    Vitamin D deficiencies are usually the result of dietary inadequacy, impaired absorption and utilization, increased requirement, or increased excretion (loss). A deficiency of vitamin D can occur: when usual intake is below recommended levels , when there is limited exposure to sunlight, when the kidney cannot convert vitamin D to its active hormone form, and when someone cannot adequately absorb vitamin D from the digestive tract.

    The classic vitamin D deficiency diseases are rickets and osteomalacia. In children, vitamin D deficiency causes rickets. Rickets is a bone disease characterized by a failure to properly mineralize bone tissue. Rickets results in soft bones and skeletal deformities. The most common causes of rickets are vitamin D deficiency from a vitamin D deficient diet, lack of sunlight, or both.
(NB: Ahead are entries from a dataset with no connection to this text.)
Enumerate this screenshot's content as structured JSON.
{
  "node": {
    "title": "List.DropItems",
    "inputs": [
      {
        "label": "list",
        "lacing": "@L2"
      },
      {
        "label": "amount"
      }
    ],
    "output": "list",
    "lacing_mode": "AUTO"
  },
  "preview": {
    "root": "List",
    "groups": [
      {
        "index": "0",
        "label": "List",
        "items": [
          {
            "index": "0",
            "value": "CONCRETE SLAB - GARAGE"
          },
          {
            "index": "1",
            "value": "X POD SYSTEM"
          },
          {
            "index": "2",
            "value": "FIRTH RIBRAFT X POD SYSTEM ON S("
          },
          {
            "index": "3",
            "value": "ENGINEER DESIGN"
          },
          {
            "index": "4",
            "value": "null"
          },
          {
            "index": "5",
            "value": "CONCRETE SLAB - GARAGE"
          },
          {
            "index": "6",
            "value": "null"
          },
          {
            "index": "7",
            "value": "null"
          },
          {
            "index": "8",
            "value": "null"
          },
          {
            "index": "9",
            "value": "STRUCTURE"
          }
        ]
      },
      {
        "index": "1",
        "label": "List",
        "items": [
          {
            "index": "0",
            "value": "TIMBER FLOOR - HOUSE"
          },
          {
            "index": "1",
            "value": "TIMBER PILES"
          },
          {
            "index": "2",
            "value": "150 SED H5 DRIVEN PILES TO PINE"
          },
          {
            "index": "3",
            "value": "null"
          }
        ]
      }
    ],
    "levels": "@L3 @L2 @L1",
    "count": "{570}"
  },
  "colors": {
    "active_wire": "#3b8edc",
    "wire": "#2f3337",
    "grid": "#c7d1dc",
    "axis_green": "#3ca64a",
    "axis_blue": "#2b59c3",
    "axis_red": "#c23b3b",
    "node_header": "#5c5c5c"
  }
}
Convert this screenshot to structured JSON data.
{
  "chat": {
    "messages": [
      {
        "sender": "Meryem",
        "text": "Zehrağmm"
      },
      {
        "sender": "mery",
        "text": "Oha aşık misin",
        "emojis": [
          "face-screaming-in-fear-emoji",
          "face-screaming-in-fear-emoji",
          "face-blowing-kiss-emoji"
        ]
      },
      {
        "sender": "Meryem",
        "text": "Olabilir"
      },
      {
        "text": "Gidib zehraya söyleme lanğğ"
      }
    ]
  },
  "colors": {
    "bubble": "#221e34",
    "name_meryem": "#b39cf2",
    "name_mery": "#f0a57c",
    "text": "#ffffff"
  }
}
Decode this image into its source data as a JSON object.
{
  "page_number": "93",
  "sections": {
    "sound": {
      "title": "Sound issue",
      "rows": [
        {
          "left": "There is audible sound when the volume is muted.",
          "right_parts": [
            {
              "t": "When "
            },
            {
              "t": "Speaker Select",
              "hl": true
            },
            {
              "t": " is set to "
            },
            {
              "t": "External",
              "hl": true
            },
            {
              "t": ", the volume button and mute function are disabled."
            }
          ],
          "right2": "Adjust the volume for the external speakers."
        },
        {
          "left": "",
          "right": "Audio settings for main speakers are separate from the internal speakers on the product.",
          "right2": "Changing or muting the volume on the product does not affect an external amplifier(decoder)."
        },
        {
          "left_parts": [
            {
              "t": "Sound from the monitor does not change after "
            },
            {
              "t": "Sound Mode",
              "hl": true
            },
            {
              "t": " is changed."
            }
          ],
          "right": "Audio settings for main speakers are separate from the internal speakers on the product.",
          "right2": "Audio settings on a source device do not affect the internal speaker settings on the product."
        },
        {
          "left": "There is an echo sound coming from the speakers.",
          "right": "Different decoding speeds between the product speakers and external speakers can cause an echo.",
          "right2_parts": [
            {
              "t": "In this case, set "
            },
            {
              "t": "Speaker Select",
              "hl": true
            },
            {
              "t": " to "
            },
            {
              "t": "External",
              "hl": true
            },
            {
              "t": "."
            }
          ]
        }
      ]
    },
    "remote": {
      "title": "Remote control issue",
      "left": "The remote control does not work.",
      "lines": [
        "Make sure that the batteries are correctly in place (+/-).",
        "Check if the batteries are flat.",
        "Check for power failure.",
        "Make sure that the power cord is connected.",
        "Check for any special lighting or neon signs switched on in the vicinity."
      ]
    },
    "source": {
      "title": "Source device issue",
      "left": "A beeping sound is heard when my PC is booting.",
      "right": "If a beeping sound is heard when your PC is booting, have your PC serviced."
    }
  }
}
    In adults, vitamin D deficiency can lead to osteomalacia, which results in muscular weakness in addition to weak bones.. Symptoms of bone pain and muscle weakness may indicate vitamin D deficiency, but symptoms may be subtle and go undetected in the initial stages. A deficiency is accurately diagnosed by measuring the concentration of a specific form of vitamin D in blood. Adults aged 19-50 are recommended to get 200 IU of vitamin D per day. Adults 51 – 70 are recommended to get 400 IU of vitamin D per day. The easiest way to get Vitamin D is through exposure to natural sunlight. In general, 10-15 minutes of exposure to sunlight on exposed skin 3 times a week is enough. The exactly amount varies by individual. Americans age 50 and older are believed to be at increased risk of developing vitamin D deficiency. As people age, skin cannot synthesize vitamin D as efficiently and the kidney is less able to convert vitamin D to its active hormone form. It is estimated that as many as 30% to 40% of older adults with hip fractures are vitamin D insufficien. Therefore, older adults may benefit from supplemental vitamin D.

    In a review of women with osteoporosis hospitalized for hip fractures, 50 percent were found to have signs of vitamin D deficiency. Daily supplementation with 20 μg (800 IU) of vitamin D may reduce the risk of osteoporotic fractures in elderly populations with low blood levels of vitamin D.

    Besides natural production through sunlight exposure, Vitamin D is also found in foods such as dairy products (particularly milk), fish, oyesters, and fortified cerals.

    Food International Units(IU) per serving Percent DV*
    Cod liver oil, 1 Tablespoon 1,360 340
    Salmon, cooked, 3½ ounces 360 90
    Mackerel, cooked, 3½ ounces 345 90
    Tuna fish, canned in oil, 3 ounces 200 50
    Sardines, canned in oil, drained, 1¾ ounces 250 70
    Milk, nonfat, reduced fat, and whole, vitamin D fortified, 1 cup 98 25
    Margarine, fortified, 1 Tablespoon 60 15
    Pudding, prepared from mix and made with vitamin D fortified milk, ½ cup 50 10
    Ready-to-eat cereals fortified with 10% of the DV for vitamin D, ¾ cup to 1 cup servings (servings vary according to the brand) 40 10
    Egg, 1 whole (vitamin D is found in egg yolk) 20 6
    Liver, beef, cooked, 3½ ounces 15 4
    Cheese, Swiss, 1 ounce 12 4

    Too much Vitamin D results in toxicity can cause nausea, vomiting, poor appetite, constipation, weakness, and weight loss. It can also raise blood levels of calcium, causing mental status changes such as confusion. High blood levels of calcium also can cause heart rhythm abnormalities. Calcinosis, the deposition of calcium and phosphate in the body’s soft tissues such as the kidney, can also be caused by vitamin D toxicity. Sun exposure is unlikely to result in vitamin D toxicity. Diet is also unlikely to cause vitamin D toxicity, unless large amounts of cod liver oil are consumed. Vitamin D toxicity is much more likely to occur from high intakes of vitamin D in supplements. The Food and Nutrition Board of the Institute of Medicine has set the tolerable upper intake level (UL) for vitamin D at 25 μg (1,000 IU) for infants up to 12 months of age and 50 μg (2,000 IU) for children, adults, pregnant, and lactating women..